The first cosmetic uses of ultrasound followed after some interesting results were obtained in physical medicine. Patients were surprised when they saw that the skin in the areas that were treated with ultrasound (e.g. for muscle relaxation) had visibly improved. The skin was tighter and more elastic, and impurities had disappeared. When one considers the fundamental action of ultrasound frequencies, however, these observations make absolute sense. Subsequently, people started experimenting with various frequencies within the ultrasound spectrum and different specific doses. The first ultrasound device for cosmetic use was presented in Germany in 1989. At the time, it still took a lot of convincing to establish this previously unheard of method in cosmetic institutes. Nowadays, there are two different frequency systems used, 1 MHz and 3 MHz. 3 MHz systems only reach the epidermis (outer layer), while 1 MHz systems reach all layers of the skin, down to the connective tissue, and are still regarded as "state-of-the-art". Following countless trials and research studies, the optimal intensity of sound (measured in Watts per square centimeter, W/cm²) that is still safe has been calculated at 0.5–1 W/cm². Once the perfect combination of controlled penetration depth, optimal intensity and simple and safe use with no side-effects was found, home-use cosmetic ultrasound treatment was born. It was now possible to produce compact devices for daily home use. In 2003, MediConsult developed the first "SkinDream", which immediately met with wide acceptance in cosmetics businesses and, above all, in homes. The SkinDream® TITANIUM was presented to the world in 2009. The first, and so far only, cosmetic ultrasound system for home use that features its own hand-made titanium sonic head.

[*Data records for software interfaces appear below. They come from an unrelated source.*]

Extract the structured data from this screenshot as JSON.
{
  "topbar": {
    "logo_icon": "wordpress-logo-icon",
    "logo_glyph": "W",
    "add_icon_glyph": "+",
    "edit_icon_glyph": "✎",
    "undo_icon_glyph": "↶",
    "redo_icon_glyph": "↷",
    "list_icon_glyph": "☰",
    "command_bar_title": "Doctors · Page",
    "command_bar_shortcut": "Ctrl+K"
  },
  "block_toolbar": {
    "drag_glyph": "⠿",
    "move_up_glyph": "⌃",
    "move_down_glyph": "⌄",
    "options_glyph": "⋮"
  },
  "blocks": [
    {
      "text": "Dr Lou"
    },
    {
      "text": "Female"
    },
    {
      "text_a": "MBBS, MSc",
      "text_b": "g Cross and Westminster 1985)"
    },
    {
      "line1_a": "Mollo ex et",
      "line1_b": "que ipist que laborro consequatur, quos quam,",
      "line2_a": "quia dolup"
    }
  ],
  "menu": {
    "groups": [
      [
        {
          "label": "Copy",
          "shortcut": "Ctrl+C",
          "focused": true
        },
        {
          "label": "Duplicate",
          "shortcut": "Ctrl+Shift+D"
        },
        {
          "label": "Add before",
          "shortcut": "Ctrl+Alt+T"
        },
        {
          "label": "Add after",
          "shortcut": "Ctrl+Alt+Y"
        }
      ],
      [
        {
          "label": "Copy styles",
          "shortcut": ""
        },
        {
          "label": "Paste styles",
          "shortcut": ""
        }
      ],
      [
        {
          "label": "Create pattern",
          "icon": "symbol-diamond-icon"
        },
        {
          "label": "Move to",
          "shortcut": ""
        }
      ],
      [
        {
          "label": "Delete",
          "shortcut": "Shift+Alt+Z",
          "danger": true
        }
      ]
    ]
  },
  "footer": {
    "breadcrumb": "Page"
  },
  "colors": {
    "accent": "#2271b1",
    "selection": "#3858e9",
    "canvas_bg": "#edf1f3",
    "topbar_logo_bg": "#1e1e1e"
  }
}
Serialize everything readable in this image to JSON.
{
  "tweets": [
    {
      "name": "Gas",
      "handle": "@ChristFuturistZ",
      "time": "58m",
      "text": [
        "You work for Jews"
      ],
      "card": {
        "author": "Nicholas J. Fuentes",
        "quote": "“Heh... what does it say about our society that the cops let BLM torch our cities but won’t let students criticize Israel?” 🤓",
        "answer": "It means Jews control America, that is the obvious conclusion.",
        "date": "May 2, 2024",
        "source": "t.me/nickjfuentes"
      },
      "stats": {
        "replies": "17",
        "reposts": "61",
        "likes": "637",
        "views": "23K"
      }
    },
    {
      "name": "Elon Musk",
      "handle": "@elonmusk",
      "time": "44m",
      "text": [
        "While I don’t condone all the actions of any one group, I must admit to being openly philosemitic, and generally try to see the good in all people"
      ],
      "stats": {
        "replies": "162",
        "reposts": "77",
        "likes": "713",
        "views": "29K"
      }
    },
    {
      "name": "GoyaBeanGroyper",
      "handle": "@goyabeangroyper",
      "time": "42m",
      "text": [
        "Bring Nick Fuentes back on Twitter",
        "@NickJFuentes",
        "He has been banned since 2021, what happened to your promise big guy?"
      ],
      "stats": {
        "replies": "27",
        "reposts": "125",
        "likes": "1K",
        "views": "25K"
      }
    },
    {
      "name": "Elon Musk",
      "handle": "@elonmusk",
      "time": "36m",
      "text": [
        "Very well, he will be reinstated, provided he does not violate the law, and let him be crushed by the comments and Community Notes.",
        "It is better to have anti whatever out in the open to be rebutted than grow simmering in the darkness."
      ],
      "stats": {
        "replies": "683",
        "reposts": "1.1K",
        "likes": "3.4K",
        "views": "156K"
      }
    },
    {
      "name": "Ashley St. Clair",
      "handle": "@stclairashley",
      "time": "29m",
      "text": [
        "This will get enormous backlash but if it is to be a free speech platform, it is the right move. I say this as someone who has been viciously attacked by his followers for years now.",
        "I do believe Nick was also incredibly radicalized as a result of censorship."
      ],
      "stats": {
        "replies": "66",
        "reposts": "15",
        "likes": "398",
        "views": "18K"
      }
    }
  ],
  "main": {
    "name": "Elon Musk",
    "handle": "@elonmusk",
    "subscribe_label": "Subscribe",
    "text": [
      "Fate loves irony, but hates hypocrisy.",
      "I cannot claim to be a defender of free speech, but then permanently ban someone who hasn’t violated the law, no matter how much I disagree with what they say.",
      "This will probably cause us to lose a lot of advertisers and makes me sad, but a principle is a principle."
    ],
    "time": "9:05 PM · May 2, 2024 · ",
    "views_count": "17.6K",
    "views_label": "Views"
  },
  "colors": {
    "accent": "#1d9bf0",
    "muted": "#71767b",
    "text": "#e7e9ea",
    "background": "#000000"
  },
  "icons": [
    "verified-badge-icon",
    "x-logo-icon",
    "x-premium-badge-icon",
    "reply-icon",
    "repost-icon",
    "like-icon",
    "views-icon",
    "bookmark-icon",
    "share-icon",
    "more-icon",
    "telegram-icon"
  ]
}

Effective actions of cosmetic ultrasound on and in the skin.

Thermal action

Heating the skin tissue leads to improved blood circulation, and thereby an immediate increase in metabolic activities, accelerating cell regeneration.

Mechanical action

The frequency of the ultrasound employed stimulates the tissue into faster oscillations around its resting position. This leads to periodical compression and decompression in the tissue mass. At an optimal dosage (0.5–1 W/cm²) and at the right frequency (1 MHz), a so-called micro-massage effect begins to work on the applied tissue. This immediately promotes the detoxification process and lymph drainage within the skin layers, and accelerates the diffusion process in the tissue.

Combination of thermal and mechanical action

Given the combination of these two actions, the pH of the skin starts to shift towards a more alkaline level. This leads to a stimulation of collagen and elastin, improving resilience and revitalizing the skin.


This term describes the phenomenon of cosmetic ultrasound transporting micro-ingredients into the layers of the skin. Unlike iontophoresis (channeling drugs and medicines with the help of electrical currents/ionization), ultrasound does not directly push the micro-ingredients into the skin. The micro-massage merely induces a "door opening" and a cleaning of the interstitial spaces between cells in the skin, thereby improving the skin's permeability. Drugs then penetrate through these and into the deeper skin layers as a result of the normal metabolic processes. Biomolecules and non-ionized active ingredients can only be effectively transported into the skin using cosmetic ultrasound. Laser systems and devices based on the principle of iontophoresis (galvanic systems) are not able to guarantee this extremely important function for effective, lasting skin regeneration.